(Stored data)

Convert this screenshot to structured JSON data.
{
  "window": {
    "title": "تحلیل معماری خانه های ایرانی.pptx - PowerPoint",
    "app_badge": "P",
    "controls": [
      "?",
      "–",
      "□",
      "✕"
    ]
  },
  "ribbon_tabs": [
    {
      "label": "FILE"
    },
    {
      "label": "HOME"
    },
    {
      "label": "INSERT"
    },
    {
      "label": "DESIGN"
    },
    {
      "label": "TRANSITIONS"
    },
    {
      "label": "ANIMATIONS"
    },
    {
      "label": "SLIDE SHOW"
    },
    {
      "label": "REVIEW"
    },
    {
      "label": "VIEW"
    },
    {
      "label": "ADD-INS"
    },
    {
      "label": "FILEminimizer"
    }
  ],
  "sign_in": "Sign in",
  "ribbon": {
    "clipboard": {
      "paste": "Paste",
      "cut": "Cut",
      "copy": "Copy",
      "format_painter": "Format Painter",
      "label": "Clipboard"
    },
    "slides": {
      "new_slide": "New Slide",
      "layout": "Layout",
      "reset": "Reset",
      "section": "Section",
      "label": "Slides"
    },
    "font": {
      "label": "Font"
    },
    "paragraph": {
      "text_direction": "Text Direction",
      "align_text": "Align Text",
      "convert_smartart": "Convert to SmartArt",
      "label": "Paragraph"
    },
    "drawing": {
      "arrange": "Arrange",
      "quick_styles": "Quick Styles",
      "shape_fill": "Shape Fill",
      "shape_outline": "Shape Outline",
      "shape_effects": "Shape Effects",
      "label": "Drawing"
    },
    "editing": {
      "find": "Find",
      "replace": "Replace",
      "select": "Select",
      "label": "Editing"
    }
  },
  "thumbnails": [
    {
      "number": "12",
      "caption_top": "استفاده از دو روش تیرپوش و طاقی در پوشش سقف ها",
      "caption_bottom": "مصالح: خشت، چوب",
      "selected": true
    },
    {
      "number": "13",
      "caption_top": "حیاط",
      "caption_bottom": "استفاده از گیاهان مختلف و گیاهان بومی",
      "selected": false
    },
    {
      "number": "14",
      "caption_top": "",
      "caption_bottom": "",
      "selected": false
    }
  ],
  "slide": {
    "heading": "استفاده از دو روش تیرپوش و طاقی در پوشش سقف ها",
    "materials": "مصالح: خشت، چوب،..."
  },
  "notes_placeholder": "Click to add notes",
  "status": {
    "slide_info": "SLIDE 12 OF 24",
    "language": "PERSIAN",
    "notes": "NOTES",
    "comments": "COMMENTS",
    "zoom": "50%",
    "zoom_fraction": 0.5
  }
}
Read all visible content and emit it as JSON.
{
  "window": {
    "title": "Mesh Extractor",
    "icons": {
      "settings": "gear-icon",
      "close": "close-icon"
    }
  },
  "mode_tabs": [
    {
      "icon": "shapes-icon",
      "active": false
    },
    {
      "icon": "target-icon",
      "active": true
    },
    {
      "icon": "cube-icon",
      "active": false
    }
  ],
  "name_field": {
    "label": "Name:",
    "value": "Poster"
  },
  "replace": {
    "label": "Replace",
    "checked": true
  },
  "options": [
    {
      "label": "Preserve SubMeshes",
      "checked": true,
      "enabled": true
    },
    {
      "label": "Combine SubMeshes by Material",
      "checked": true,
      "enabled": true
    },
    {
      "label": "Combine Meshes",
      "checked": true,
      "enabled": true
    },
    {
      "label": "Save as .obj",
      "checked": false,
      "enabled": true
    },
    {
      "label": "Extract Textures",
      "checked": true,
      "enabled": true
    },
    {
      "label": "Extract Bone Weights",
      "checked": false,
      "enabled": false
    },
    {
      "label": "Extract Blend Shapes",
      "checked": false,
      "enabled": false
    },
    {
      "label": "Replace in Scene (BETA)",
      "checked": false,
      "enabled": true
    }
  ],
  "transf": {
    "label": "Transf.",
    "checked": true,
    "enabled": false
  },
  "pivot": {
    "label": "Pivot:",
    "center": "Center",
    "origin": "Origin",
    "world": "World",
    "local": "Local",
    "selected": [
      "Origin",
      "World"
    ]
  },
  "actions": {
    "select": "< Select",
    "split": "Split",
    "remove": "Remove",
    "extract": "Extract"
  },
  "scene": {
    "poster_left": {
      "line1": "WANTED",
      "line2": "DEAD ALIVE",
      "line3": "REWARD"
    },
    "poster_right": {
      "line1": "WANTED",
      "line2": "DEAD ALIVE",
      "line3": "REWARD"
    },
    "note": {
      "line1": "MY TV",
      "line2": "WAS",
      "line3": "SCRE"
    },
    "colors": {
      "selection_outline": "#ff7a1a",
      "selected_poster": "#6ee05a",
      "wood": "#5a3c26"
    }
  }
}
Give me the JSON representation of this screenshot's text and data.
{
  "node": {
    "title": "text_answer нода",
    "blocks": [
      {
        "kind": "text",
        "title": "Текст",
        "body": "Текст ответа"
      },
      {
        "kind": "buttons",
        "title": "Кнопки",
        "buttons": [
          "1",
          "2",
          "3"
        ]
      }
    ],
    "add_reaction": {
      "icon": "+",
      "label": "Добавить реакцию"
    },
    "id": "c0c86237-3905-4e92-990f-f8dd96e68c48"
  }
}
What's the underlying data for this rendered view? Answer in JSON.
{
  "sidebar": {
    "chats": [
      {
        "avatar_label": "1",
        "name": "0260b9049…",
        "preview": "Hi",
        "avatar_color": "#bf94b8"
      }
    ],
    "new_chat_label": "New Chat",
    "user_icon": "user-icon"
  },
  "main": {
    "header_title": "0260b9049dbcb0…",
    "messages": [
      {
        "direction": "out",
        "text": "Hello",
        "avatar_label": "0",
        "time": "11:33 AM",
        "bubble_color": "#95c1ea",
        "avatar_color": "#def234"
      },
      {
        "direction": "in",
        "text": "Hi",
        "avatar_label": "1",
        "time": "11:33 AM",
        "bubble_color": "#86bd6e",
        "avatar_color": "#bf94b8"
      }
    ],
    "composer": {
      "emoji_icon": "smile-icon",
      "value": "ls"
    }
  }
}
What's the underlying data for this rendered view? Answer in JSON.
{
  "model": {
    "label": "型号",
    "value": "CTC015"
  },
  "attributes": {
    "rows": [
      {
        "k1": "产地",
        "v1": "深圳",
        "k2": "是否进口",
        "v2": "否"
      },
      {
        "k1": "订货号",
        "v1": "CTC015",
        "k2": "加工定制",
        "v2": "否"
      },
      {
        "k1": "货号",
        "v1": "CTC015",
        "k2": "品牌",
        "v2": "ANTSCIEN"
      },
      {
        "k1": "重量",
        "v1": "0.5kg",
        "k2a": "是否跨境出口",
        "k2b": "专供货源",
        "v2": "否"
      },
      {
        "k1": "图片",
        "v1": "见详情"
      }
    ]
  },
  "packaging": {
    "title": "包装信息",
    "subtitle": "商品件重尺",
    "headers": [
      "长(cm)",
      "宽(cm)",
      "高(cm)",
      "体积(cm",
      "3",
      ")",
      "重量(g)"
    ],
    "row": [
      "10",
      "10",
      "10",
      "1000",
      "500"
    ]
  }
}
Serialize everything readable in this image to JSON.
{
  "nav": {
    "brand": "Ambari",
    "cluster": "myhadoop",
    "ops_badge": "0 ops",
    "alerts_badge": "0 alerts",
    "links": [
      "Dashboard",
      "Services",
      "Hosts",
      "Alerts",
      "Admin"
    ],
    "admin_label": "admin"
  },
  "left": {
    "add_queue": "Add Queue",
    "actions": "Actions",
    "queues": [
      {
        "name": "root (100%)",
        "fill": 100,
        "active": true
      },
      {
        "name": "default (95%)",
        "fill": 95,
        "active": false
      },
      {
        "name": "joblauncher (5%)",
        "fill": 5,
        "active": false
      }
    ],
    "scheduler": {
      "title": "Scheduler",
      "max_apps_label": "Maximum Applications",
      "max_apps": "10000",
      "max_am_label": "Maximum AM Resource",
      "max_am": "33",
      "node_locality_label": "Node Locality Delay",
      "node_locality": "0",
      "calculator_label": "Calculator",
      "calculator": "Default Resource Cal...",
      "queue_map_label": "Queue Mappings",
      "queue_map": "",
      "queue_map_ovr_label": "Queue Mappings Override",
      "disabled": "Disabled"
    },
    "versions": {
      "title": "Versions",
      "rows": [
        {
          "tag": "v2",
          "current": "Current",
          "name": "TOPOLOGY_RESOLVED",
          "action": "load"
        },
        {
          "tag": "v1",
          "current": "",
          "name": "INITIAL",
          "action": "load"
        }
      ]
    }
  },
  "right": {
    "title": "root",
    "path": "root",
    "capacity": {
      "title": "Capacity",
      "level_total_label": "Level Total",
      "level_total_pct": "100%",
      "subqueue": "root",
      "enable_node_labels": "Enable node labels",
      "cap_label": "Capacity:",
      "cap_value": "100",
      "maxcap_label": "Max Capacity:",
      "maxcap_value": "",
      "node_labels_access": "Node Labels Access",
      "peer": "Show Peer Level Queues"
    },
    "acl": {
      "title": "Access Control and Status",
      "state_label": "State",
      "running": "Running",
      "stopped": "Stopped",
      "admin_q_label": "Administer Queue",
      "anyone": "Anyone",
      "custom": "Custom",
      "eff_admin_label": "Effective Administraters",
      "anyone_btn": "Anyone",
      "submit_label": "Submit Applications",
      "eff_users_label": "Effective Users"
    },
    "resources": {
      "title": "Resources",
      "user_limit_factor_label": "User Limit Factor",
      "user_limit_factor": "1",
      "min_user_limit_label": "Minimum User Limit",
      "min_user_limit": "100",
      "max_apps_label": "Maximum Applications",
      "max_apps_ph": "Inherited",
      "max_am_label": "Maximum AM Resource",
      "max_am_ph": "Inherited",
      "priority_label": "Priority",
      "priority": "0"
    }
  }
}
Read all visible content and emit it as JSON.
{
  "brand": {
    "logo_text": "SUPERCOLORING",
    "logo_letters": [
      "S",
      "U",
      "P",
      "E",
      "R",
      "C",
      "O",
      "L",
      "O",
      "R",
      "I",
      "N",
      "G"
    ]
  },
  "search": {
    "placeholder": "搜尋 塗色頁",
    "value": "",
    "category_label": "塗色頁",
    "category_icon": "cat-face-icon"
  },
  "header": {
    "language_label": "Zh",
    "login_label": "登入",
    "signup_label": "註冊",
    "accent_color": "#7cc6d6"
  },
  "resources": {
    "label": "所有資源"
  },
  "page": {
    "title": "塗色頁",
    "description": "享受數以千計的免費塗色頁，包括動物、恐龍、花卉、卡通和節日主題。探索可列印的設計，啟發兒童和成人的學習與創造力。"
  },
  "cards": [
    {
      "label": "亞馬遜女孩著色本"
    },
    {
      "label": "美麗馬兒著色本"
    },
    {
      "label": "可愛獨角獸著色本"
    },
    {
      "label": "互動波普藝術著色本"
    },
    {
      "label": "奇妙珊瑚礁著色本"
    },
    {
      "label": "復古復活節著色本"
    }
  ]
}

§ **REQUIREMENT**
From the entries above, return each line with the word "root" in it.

§ **REPLY TO THE TASK**
        "name": "root (100%)",
    "title": "root",
    "path": "root",
      "subqueue": "root",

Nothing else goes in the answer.